By Oregon Restaurant and Lodging Association,

The framework for mitigating Covid risk in Oregon across a variety of industries has changed once again with newly established statewide hospitalization metrics among other factors defining Oregon’s new ‘Extreme Risk’ category. As a result, all Oregon counties for the first time in many months will once again have access to indoor dining operations.

“The news this week is bittersweet,” said Jason Brandt, President & CEO of the Oregon Restaurant & Lodging Association. “While five counties moved down in risk (Grant, Malheur, Umatilla, Coos, and Curry), six moved up in risk (Clackamas, Deschutes, Klamath, Linn, Multnomah, and Tillamook) which means moving down from 50% to the dreaded 25% indoor capacity restriction starting Friday, April 9. Anything less than 50% capacity poses ongoing survival challenges for our small businesses.”

In a press release issued by Governor Brown’s office, Oregon’s new extreme risk category includes a new statewide metric: Covid-19 positive patients occupying 300 hospital beds or more, and a 15% increase in the seven-day average over the previous week.

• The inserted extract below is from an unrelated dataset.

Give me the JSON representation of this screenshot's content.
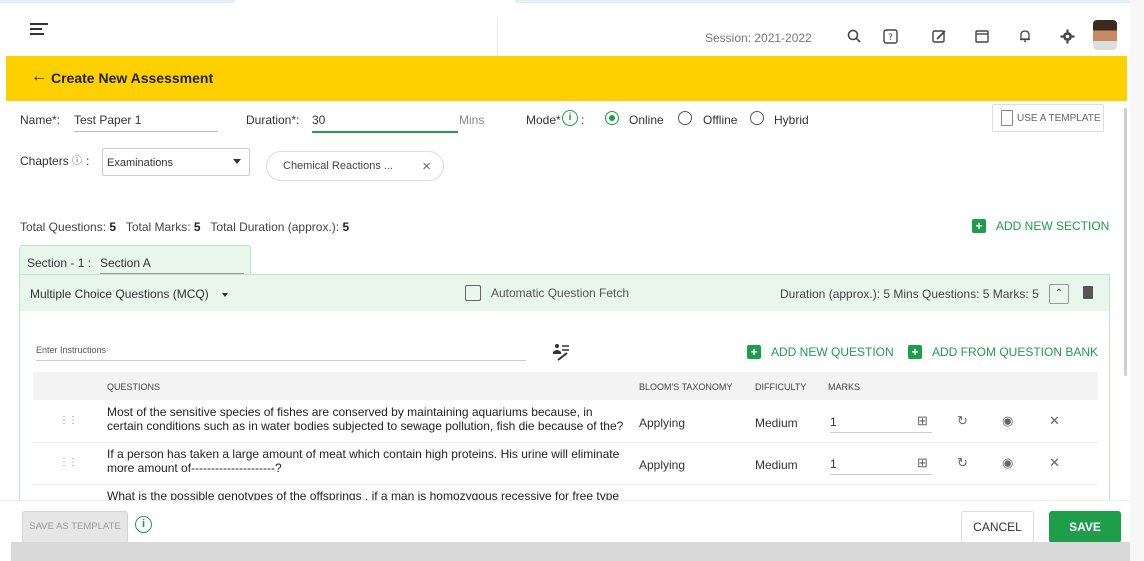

As of April 6, Covid-19 related hospitalizations totaled 163 in Oregon.

“We are past due in developing a hospitalization metric as the central tool to determine all county risk levels,” said Brandt. “Over 2 million vaccine doses have been administered in Oregon. The risk associated with each Covid case diminishes with each vaccination and our stringent risk categories have not changed since they were implemented to mitigate the severity of Oregon’s winter surge.”

Concern regarding variants have been commonly cited by health officials as the reason for ongoing economic restrictions as the majority of other states move well past Oregon’s reopening status. According to recent comments by Dr. Dean Sidelinger, initial results show all vaccines to be effective in preventing serious Covid illness even if the virus is still contracted and results in a documented case.

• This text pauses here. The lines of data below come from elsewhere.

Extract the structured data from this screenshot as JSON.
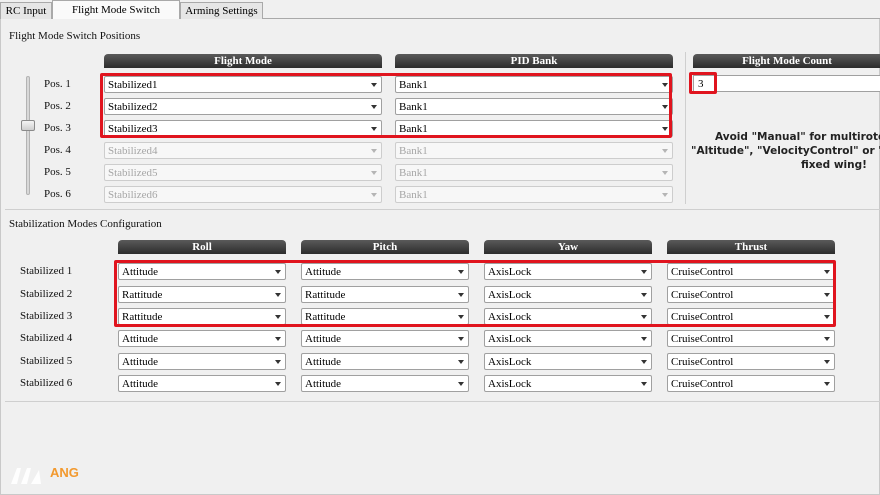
{
  "tabs": [
    {
      "label": "RC Input",
      "active": false
    },
    {
      "label": "Flight Mode Switch Settings",
      "active": true
    },
    {
      "label": "Arming Settings",
      "active": false
    }
  ],
  "flight_mode_section": {
    "title": "Flight Mode Switch Positions",
    "headers": {
      "flight_mode": "Flight Mode",
      "pid_bank": "PID Bank",
      "count": "Flight Mode Count"
    },
    "positions": [
      {
        "label": "Pos. 1",
        "mode": "Stabilized1",
        "bank": "Bank1",
        "enabled": true
      },
      {
        "label": "Pos. 2",
        "mode": "Stabilized2",
        "bank": "Bank1",
        "enabled": true
      },
      {
        "label": "Pos. 3",
        "mode": "Stabilized3",
        "bank": "Bank1",
        "enabled": true
      },
      {
        "label": "Pos. 4",
        "mode": "Stabilized4",
        "bank": "Bank1",
        "enabled": false
      },
      {
        "label": "Pos. 5",
        "mode": "Stabilized5",
        "bank": "Bank1",
        "enabled": false
      },
      {
        "label": "Pos. 6",
        "mode": "Stabilized6",
        "bank": "Bank1",
        "enabled": false
      }
    ],
    "flight_mode_count": "3",
    "warning_lines": [
      "Avoid \"Manual\" for multirotors!",
      "\"Altitude\", \"VelocityControl\" or \"Cr",
      "fixed wing!"
    ]
  },
  "stabilization_section": {
    "title": "Stabilization Modes Configuration",
    "headers": {
      "roll": "Roll",
      "pitch": "Pitch",
      "yaw": "Yaw",
      "thrust": "Thrust"
    },
    "rows": [
      {
        "label": "Stabilized 1",
        "roll": "Attitude",
        "pitch": "Attitude",
        "yaw": "AxisLock",
        "thrust": "CruiseControl"
      },
      {
        "label": "Stabilized 2",
        "roll": "Rattitude",
        "pitch": "Rattitude",
        "yaw": "AxisLock",
        "thrust": "CruiseControl"
      },
      {
        "label": "Stabilized 3",
        "roll": "Rattitude",
        "pitch": "Rattitude",
        "yaw": "AxisLock",
        "thrust": "CruiseControl"
      },
      {
        "label": "Stabilized 4",
        "roll": "Attitude",
        "pitch": "Attitude",
        "yaw": "AxisLock",
        "thrust": "CruiseControl"
      },
      {
        "label": "Stabilized 5",
        "roll": "Attitude",
        "pitch": "Attitude",
        "yaw": "AxisLock",
        "thrust": "CruiseControl"
      },
      {
        "label": "Stabilized 6",
        "roll": "Attitude",
        "pitch": "Attitude",
        "yaw": "AxisLock",
        "thrust": "CruiseControl"
      }
    ]
  },
  "watermark": {
    "text": "ANG"
  },
  "colors": {
    "highlight": "#e0141e",
    "header_bg": "#3a3a3a"
  }
}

“As we learn about the effectiveness of vaccines in protecting Oregonians against serious illness caused by variants, we should use that crucial information to change the crippling restrictions still being lived out by too many Oregonians,” said Brandt. “After reviewing all the facts, any reasonable person would conclude the vaccines are effective at keeping Oregonians out of the hospital and as a result, our risk metrics and widespread economic restrictions should change accordingly.”

ORLA continues to call for a statewide indoor restaurant capacity of at least 50% including an adoption of physical distancing standards between parties that align with international health guidelines (1 meter or 3.2 feet).

For more information on the efforts of the Oregon Restaurant & Lodging Association please visit OregonRLA.org.